The Commonwealth Court in Johnson rejected the owners’ attempts to invalidate the zoning ordinance on the basis that it was impermissibly exclusionary because nothing in the record, nor the holding in Slice of Life, prohibited Pocono Township from partially excluding the use of TDUs in certain residential zoning districts.

Regarding the second issue on appeal, the owners argued that their TDU was a legal, nonconforming use that they should be allowed to continue.

The Commonwealth Court in Johnson noted that a lawful nonconforming use is a use that predates the enactment of a prohibitory zoning restriction and the ability to maintain a nonconforming use is only available for uses that were lawful when they came into existence, and which existed when the ordinance took effect.

According to the Commonwealth Court in Johnson, the fundamental basis for the protection of uses and structures that were lawful when instituted is the “inherent and indefeasible” right of the commonwealth’s citizens to possess and protect property guaranteed by Article I, Section 1 of the Pennsylvania Constitution, Pa. Const. art. I, Section 1.
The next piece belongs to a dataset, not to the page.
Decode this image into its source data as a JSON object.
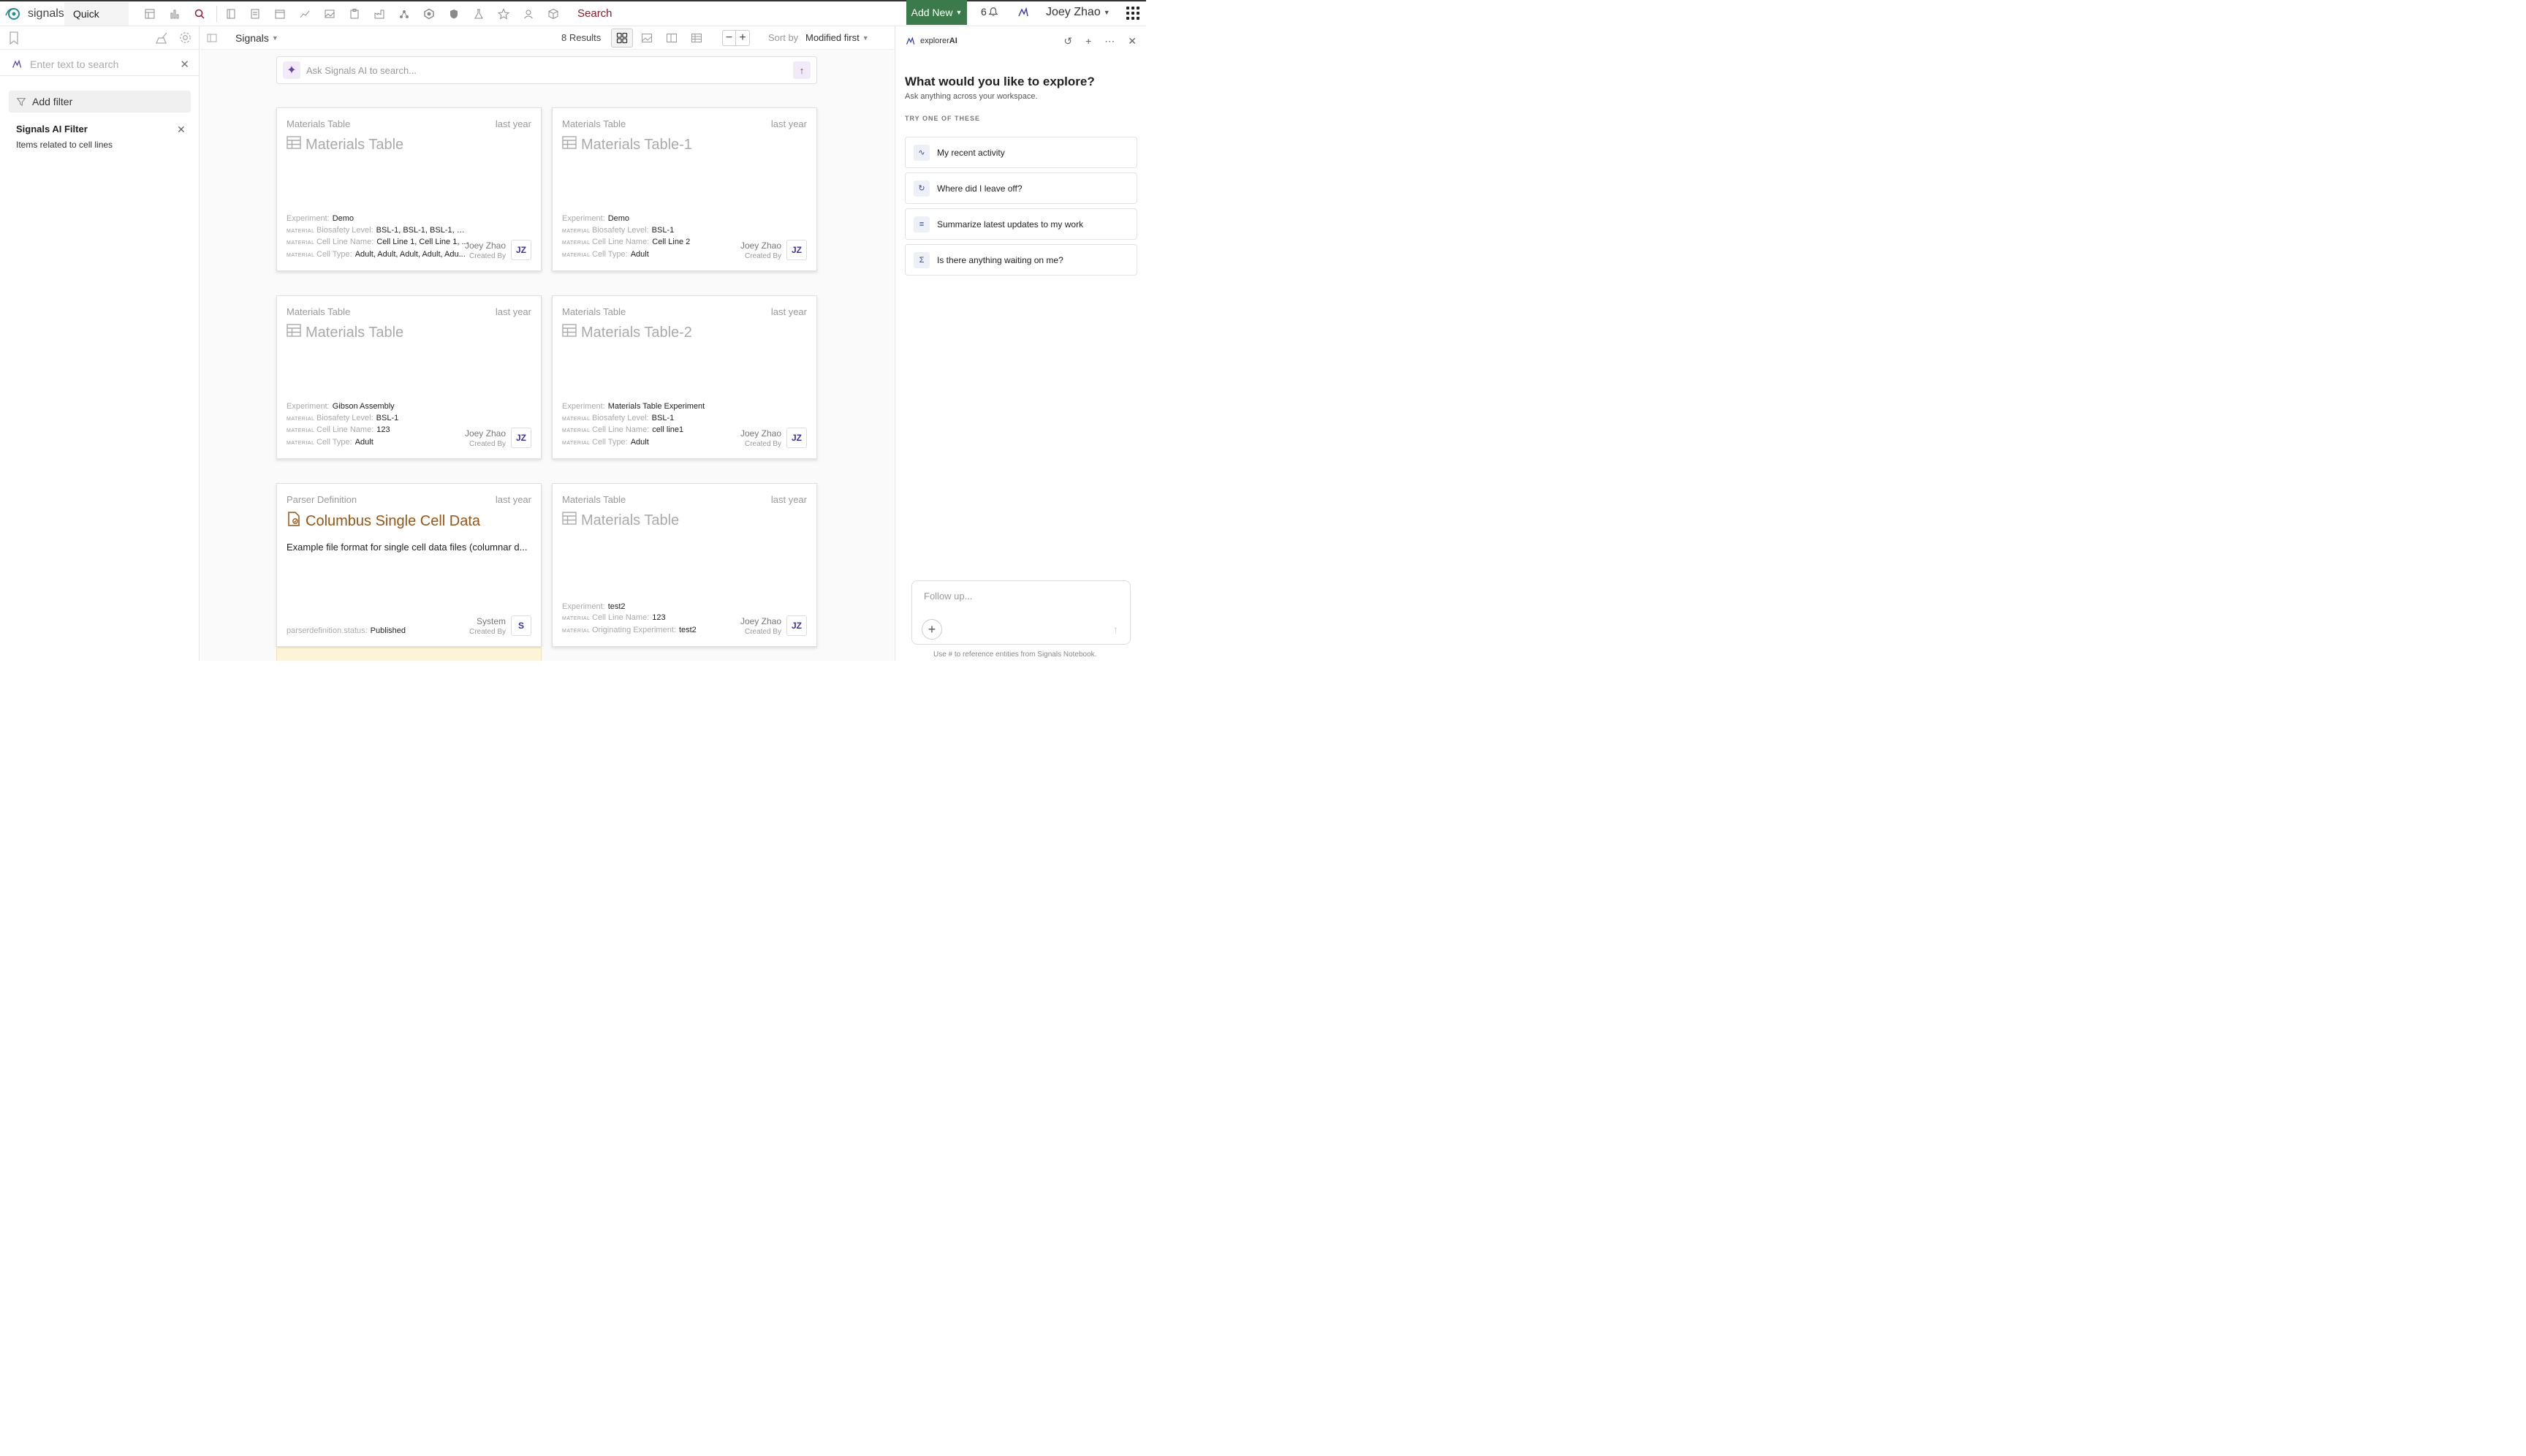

The Commonwealth Court in Johnson pointed out that the burden was on the owners to establish the existence of a nonconforming use, and to do so, they must provide “objective evidence that the subject land was devoted to such use at the time the zoning ordinance was enacted.

The Commonwealth Court in Johnson emphasized that satisfying this burden requires “conclusive proof by way of objective evidence of the precise extent, nature, time of creation and continuation of the alleged nonconforming use.”

Keep all of this mind, the Commonwealth Court in Johnson then reviewed the underlying factual circumstances.

In summary, the zoning ordinance was initially enacted in 2003, and after the Commonwealth Court’s ruling in Marchenko in 2016, it was interpreted to allow TDUs in low-density residential districts, and, after the zoning ordinance in 2017 was enacted to regulate such uses, the owners obtained a license for their TDU, and when the Supreme Court issued its decision in Slice of Life, the zoning ordinance in 2017 was rescinded and a zoning ordinance in 2019 was enacted to limit TDUs to commercial and recreational zoning districts.

The Commonwealth Court found that the zoning ordinance enacted in 2017 first legitimized the owner’s TDU and the zoning ordinance in 2019 created nonconformity.

In doing so, the Commonwealth Court concluded that the owners, therefore, had established a legal, nonconforming use that should continue and remanded the second question back to the trial court for further remand to the zoning hearing board.

It will be interesting to see how the Commonwealth Court’s ruling will affect how short-term accommodations are treated in Philadelphia. Due to recent changes in the Philadelphia Zoning Code, an owner who owns a property in a residential district must now obtain a variance from the city of Philadelphia’s Zoning Board of Adjustment in order to use that property for short-term accommodations must obtain a variance. It is clear to us that such property owners throughout Philadelphia could argue that their property should be deemed a legal, nonconforming use.

Alan Nochumson is a shareholder of Nochumson P.C., a legal services firm with a focus on real estate, land use and zoning, litigation, and business counseling for the people of Pennsylvania and New Jersey. Nochumson is a frequent author and lecturer on issues commonly confronting businesses, individuals and professionals. You can reach him at 215-600-2851 or alan.nochumson@nochumson.com.

Alex Goldberg is an associate attorney at the firm. You can reach him at 215-399-1346 or alex.goldberg@nochumson.com.